Summary: Seven words from The Revelation that stir God’s people to faith and faithfulness.
THE SEVEN BEATITUDES OF REVELATION
(Rev. 1:3; 14:13; 16:15; 19:9; 20:6; 22:7; 22:14)
Big Idea: Seven words from The Revelation that stir God’s people to faith and faithfulness.
We are all familiar with the beatitudes of Jesus found in the Sermon on the Mount (Matthew 5). But did you know that The Apostle John has a list of beatitudes too? His are here in The Revelation.
We began looking at these last week.
Jesus and John use the same word; “markarios” and it means “happy or blessed.” Scholars tell us the word has a sense of finality that rings through it. Markarios suggests one is “supremely blessed,” “very happy,” or “fulfilled.” I think I like that word!!!
John’s beatitudes are sprinkled throughout The Revelation and are, you guessed it, seven in number.
The number seven is a big deal in Hebrew theology. It represents completeness; finality. John, like other Bible authors, often communicates more than is on the written page by using this number and that is certainly the case in this book. There are seven churches, seven lamp stands, seven Spirits of God, seven seals, seven trumpets, seven bowls, seven angels, seven heads on a very strange beast and, now, seven beatitudes. All of these indicate that John is writing about events that will, just like the seven days of creation, find fulfillment, completion and finality in the victory of God. In using the number seven John reinforces the sense of finality or completeness in his beatitudes.
John is in essence saying; “Do you want to be happy” Do you want to find a sense of fulfillment? It is found in God and these seven ‘blessings’ will direct your steps towards His fulfillment.”
But there is another layer of meaning here too. God may be saying even more than John. By placing these (and Jesus’) beatitudes in the Bible God is saying “I want you to be happy. I made you to be happy. I know how to make you authentically happy and here are some of the ingredients found in that recipe.”
I am giving you these seven beatitudes in seven words. Each of these texts has a deeper richer meaning than I can bring out in a sermon but the selected word will give you a sense of some of the nuance of each blessing.
To help us I will use the acronym B-L-E-S-S-E-D and take them in the order they are found (Rev. 1:3; 14:13; 16:15; 19:9; 20:6; 22:7; 22:14).
Last week we looked at the first four:
B – Bravery (1:3)
L – Legacy (14:13)
E – Equipped (16:15)
S – Secure (19:9)
B = BRAVERY (1:3)
Blessed is he who reads and those who hear the words of the prophecy, and heed the things which are written in it; for the time is near. (Revelation 1:3, NASB)
Pastor John, and the seven churches he serves, are fully aware of the storm clouds of persecution on the horizon.

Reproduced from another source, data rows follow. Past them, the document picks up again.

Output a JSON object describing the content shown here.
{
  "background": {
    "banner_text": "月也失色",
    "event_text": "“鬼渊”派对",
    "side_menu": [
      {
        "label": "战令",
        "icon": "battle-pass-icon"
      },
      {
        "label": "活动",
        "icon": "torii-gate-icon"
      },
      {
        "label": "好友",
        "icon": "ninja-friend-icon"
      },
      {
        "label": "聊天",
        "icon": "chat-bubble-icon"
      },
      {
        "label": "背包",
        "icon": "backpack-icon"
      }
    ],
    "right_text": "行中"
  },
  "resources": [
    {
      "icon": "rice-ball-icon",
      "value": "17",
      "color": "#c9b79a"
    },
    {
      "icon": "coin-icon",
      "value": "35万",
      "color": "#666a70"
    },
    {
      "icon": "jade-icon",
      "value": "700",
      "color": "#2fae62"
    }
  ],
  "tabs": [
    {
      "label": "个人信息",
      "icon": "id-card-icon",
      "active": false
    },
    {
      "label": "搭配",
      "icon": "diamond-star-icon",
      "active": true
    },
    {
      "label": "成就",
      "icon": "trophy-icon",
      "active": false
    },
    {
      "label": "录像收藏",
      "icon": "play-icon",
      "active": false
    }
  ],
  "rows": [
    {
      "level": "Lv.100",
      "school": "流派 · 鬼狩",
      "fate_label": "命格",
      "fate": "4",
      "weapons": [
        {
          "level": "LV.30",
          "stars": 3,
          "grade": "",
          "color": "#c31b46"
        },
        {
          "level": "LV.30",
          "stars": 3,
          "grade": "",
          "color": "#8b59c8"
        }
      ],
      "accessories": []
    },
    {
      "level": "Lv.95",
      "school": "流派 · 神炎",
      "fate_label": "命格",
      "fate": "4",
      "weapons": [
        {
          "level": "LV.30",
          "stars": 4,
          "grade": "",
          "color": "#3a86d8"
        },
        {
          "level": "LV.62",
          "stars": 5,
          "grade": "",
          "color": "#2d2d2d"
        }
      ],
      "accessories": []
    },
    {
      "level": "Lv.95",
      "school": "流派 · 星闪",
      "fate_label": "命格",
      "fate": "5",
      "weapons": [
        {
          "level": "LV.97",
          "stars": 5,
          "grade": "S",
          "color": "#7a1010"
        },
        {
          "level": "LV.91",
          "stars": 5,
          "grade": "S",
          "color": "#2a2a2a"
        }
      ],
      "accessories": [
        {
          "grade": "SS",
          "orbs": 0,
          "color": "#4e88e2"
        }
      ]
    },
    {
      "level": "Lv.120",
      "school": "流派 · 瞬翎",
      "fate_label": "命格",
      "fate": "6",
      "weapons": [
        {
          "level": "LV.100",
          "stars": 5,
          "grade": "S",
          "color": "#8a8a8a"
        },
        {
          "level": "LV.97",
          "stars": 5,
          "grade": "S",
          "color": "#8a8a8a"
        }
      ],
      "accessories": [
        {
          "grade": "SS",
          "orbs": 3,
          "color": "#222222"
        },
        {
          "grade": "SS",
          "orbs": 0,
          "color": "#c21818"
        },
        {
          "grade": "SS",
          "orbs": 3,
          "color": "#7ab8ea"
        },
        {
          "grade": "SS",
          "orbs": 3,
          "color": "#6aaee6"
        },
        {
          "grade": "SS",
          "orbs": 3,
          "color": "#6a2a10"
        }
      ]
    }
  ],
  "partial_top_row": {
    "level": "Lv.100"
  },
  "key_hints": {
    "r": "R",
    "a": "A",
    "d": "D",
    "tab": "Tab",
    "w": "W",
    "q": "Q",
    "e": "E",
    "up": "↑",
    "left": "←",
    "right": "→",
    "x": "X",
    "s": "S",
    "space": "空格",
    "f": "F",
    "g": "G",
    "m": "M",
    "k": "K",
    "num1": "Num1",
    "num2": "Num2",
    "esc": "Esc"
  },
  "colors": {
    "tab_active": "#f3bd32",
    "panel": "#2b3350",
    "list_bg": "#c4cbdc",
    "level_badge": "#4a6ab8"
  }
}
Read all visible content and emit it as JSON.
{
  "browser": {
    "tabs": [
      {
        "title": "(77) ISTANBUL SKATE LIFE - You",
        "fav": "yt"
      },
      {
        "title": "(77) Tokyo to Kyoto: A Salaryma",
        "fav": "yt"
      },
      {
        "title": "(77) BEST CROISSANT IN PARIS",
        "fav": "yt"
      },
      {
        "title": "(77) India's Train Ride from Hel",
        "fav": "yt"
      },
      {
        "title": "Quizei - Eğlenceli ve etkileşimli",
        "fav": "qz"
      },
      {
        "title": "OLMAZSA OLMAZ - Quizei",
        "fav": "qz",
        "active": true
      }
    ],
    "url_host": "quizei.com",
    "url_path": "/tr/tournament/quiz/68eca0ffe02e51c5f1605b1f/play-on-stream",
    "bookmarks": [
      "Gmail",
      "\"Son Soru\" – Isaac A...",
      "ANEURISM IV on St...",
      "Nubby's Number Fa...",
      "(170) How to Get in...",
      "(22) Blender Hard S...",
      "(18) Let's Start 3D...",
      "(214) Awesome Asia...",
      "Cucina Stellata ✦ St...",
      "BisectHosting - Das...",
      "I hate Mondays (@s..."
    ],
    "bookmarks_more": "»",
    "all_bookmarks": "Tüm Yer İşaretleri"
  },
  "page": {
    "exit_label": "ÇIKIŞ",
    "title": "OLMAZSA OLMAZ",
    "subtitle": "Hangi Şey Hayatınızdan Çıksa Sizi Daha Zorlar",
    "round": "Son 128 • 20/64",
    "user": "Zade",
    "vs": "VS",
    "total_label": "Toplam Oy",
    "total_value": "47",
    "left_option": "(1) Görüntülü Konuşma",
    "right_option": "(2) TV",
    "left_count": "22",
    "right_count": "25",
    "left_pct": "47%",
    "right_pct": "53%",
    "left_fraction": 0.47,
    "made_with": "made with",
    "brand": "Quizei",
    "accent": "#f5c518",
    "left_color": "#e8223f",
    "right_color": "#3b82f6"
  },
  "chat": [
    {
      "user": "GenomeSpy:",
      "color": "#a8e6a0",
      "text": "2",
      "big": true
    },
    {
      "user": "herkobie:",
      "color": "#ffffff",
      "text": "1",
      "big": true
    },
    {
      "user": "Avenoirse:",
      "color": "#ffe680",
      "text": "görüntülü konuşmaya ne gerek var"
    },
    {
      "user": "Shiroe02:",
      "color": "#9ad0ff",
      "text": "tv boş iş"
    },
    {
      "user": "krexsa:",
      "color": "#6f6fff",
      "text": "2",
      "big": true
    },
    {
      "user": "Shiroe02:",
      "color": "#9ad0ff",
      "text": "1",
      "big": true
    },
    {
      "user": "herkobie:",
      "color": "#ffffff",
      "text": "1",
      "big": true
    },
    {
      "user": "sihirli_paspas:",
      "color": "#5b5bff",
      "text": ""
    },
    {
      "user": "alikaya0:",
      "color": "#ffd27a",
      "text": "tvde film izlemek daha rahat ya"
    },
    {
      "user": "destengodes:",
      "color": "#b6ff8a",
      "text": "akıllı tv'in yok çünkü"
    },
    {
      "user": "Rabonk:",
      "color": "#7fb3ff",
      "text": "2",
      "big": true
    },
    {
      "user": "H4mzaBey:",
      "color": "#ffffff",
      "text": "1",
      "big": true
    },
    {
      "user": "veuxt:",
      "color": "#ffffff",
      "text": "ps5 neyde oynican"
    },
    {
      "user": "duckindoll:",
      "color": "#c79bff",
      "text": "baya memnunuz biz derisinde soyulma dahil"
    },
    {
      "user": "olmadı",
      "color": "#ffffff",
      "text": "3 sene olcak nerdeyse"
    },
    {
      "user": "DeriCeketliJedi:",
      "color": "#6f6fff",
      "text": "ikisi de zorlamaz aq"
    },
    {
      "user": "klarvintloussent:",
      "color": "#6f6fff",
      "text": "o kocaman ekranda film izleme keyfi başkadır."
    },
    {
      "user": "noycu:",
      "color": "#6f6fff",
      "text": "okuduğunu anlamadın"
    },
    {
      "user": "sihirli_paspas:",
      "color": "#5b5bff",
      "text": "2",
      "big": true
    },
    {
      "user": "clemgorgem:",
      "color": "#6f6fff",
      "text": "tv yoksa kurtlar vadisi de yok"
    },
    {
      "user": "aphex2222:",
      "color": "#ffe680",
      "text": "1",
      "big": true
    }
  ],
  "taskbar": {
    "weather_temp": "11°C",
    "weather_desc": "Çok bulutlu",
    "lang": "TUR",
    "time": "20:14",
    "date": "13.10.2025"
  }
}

They know that a deep sense of faith and resolve is required. From the outset he tells his people that they will find fulfillment, energy and joy by courageously holding fast.
Hebrews 4:14-16 encourages us with: “Therefore, since we have a great high priest who has gone through the heavens, Jesus the Son of God, let us hold firmly to the faith we profess. For we do not have a high priest who is unable to sympathize with our weaknesses, but we have one who has been tempted in every way, just as we are—yet was without sin. Let us then approach the throne of grace with confidence, so that we may receive mercy and find grace to help us in our time of need.”
John says, “Those who are happy are those who hang in there, remain faithful, and trust God to the end.”
L = LEGACY (14:13)
Blessed are the dead who die in the Lord from now on.” “Yes,” says the Spirit, “they will rest from their labor, for their deeds will follow them.” (Revelation 14:13)
The whole nature of this book is forward looking. Oh, it is about the present but Pastor John knows that hope, resolve, and joy are found not in looking at the storm clouds but at looking past the clouds to the blue sky that follows. John wants them to see into the future. John wants them to realize that God knows their future and God takes note of their courageous, faith-full deeds. That, you see, motivates us in the “here and now.”
Real joy, John suggests, is found when we take the long look; when we look past the immediate pressure to the calm that promises to reside afterwards and allow it to provide us with calm here and now.
E = EQUIPPED (16:15)
“Behold, I come like a thief! Blessed is he who stays awake and keeps his clothes with him, so that he may not go naked and be shamefully exposed.” (Revelation 16:15)